Understanding the Process
Your eligibility for free or low-cost health care programs and discounts is determined by where you fall within state guidelines based on your income and household size. On nearly all healthcare websites, the first information you are asked to provide is your zip code. From your zip code, you will be directed to plans available in your state.

Medicaid, CHIP, or Marketplace? Depending on your income and household size, you may be directed to Medicaid or the Marketplace. Even if you are sent to the marketplace, look up the Medicaid standards for your state. If your annual income falls below the line set by your state either under Medicaid, Expanded Medicaid, or CHIP you may apply for Medicaid. It is not necessary for you to enter the Health Care Marketplace and choose coverage if you are eligible for Medicaid.

If you make too much for Medicaid, you may still qualify for a federal subsidy toward your monthly payments.

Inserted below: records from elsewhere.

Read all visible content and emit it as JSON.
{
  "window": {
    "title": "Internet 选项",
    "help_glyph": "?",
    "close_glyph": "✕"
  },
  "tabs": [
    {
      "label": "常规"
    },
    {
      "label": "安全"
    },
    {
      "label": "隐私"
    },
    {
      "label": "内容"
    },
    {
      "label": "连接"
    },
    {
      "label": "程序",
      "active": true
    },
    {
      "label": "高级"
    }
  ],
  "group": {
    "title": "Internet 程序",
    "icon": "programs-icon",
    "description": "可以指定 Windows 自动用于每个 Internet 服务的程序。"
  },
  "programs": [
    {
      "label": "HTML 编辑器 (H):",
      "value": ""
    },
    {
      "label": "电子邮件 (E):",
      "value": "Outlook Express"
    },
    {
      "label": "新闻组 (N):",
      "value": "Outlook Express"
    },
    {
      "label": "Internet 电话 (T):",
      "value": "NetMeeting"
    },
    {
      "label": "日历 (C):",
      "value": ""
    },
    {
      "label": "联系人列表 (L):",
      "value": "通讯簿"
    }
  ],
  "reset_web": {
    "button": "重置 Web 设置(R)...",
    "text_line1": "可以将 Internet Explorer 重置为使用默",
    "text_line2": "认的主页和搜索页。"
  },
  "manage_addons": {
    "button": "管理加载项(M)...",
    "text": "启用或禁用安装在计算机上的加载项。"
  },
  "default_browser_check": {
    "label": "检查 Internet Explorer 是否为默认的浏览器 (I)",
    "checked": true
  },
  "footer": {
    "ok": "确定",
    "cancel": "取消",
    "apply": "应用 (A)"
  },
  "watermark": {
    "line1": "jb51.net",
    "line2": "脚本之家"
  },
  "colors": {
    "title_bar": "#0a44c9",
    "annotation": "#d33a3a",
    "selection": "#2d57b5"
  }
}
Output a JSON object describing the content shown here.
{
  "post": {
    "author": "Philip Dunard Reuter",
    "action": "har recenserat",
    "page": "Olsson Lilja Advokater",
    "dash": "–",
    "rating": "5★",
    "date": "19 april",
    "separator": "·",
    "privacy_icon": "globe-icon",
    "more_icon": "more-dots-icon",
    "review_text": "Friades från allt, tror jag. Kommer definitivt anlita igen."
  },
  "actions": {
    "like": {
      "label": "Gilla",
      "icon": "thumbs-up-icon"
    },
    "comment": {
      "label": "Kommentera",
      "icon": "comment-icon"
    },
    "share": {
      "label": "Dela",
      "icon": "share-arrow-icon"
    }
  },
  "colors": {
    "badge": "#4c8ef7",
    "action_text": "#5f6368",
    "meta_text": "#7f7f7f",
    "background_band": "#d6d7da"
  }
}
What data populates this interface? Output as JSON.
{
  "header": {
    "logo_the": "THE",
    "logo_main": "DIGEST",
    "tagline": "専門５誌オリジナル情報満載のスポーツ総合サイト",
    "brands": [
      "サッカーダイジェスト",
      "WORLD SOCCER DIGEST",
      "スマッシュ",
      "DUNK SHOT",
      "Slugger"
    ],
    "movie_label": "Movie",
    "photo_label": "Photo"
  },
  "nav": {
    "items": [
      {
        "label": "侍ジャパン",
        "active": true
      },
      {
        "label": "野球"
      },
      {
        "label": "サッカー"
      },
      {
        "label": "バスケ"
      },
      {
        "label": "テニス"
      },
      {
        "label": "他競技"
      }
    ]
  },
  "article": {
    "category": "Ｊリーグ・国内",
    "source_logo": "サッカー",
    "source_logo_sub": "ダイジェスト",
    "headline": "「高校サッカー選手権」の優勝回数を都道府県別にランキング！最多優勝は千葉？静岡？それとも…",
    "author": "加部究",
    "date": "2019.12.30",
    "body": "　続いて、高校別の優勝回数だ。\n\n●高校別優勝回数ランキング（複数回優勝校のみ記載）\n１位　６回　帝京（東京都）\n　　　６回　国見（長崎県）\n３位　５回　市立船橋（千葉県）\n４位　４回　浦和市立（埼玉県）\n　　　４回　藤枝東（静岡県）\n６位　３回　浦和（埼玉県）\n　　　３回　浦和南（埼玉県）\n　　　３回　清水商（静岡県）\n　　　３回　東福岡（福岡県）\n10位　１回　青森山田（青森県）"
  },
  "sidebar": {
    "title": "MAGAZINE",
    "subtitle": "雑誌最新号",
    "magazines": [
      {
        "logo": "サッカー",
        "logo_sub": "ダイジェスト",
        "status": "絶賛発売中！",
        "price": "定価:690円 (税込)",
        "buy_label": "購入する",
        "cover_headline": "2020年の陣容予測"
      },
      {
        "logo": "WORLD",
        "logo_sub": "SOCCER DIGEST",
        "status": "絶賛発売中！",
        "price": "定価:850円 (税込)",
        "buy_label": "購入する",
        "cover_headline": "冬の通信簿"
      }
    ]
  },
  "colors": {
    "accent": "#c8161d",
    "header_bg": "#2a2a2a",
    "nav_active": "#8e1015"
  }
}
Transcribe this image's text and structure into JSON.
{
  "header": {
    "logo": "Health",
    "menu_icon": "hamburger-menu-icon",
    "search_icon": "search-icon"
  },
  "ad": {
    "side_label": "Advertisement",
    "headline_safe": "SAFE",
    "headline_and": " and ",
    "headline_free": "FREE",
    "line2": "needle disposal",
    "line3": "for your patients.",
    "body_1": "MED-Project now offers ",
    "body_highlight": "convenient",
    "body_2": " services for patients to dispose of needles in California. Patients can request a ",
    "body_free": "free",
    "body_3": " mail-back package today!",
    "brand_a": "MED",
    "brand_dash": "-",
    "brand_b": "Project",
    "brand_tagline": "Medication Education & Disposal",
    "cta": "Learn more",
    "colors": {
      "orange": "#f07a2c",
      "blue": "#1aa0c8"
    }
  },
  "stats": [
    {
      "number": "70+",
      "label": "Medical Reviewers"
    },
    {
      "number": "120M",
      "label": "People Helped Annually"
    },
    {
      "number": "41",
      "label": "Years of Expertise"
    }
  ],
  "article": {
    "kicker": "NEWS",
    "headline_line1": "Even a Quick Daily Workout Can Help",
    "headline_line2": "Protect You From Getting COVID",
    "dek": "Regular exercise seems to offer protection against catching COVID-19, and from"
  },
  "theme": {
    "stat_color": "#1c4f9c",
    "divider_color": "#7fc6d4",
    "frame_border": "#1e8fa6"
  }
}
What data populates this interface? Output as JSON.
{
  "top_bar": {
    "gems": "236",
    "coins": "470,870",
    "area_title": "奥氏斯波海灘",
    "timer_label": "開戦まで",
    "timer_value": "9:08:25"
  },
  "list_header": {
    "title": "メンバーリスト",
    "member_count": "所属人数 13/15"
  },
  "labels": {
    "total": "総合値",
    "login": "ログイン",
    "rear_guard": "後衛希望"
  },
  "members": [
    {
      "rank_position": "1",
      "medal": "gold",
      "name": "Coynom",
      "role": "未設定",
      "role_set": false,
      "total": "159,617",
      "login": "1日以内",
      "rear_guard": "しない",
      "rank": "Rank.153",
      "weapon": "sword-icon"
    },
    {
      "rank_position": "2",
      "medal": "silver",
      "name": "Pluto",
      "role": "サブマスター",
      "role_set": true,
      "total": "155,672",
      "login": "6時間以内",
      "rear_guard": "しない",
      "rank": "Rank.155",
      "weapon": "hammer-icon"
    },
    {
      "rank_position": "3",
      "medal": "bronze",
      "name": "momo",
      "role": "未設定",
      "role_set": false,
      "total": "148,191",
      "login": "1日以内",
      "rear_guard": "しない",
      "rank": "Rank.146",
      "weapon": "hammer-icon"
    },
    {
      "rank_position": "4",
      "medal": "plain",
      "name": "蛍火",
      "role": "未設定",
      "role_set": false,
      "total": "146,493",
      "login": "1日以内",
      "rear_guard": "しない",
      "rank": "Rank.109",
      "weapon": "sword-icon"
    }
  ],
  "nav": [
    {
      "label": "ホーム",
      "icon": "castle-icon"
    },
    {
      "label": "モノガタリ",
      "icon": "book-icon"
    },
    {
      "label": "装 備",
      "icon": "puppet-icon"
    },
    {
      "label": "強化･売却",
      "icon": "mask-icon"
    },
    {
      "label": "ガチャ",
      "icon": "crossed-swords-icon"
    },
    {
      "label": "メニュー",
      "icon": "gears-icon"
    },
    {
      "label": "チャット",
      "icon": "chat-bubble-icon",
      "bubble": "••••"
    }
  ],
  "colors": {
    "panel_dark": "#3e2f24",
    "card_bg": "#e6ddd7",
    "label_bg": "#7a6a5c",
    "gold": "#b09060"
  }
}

The Health Care Marketplace automatically calculates your subsidy. 8 of 10 uninsured individuals are eligible for some subsidy in the Marketplace.

Finding The Right Coverage For You
Is your doctor in the plan? If you prefer a particular doctor, you will need to choose a plan where that doctor participates. Also consider the hospitals, labs, and other facilities included. You will want to choose a plan that has quality facilities and providers in convenient locations.

What percentage of which prescriptions does the plan cover? Prescription costs can add up quickly. Choose a plan that covers medications you currently take or are likely to use in the coming year.

What is the real cost? The total cost of your care is much more than the monthly premium. Depending on the plan you choose, you will need to pay a deductible which could be several thousand dollars. Also, you may be responsible for copays on doctor visits or for a percentage of all services you receive.

If you don't fully understand the plans, don't feel bad. The jargon can be intimidating and few people really understand it. If you have questions, ask. Insurance company customer service representatives are professional, responsible, helpful sources of information. They can get you through the chaos and find the plan that fits your needs.

Many of us have a variety of immediate needs. Perhaps health insurance is not on the same level as food or clothes, but when you're sick, have an unexpected accident or are diagnosed with a disease, it moves directly to the top of the list. Learning about insurance may not be an exciting way to spend a Saturday afternoon, but understanding and reviewing your options is time well spent. Making the right choices can give you and your family peace of mind without adding another significant expense to your budget, and that's as good as a straight gift of cash!